Data about app and page elements:
-=-=-=-=-

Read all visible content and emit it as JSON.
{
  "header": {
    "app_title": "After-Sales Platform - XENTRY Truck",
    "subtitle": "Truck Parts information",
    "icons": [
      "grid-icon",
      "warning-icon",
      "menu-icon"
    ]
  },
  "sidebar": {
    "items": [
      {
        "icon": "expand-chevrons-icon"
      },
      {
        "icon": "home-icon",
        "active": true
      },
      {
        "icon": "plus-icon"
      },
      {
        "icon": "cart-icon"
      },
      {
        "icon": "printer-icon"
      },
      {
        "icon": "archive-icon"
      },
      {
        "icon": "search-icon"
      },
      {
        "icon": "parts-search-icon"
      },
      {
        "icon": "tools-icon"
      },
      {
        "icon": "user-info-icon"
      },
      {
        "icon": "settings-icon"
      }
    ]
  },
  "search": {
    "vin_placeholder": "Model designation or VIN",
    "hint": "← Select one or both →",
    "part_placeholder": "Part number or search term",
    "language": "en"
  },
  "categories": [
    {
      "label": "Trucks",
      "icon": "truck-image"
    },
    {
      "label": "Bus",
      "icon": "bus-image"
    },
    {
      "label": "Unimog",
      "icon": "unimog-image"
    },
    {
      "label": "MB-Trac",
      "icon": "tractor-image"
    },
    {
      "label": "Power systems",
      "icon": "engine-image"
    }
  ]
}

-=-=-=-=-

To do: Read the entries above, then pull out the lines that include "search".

Solution to the problem:
        "icon": "search-icon"
        "icon": "parts-search-icon"
  "search": {
    "part_placeholder": "Part number or search term",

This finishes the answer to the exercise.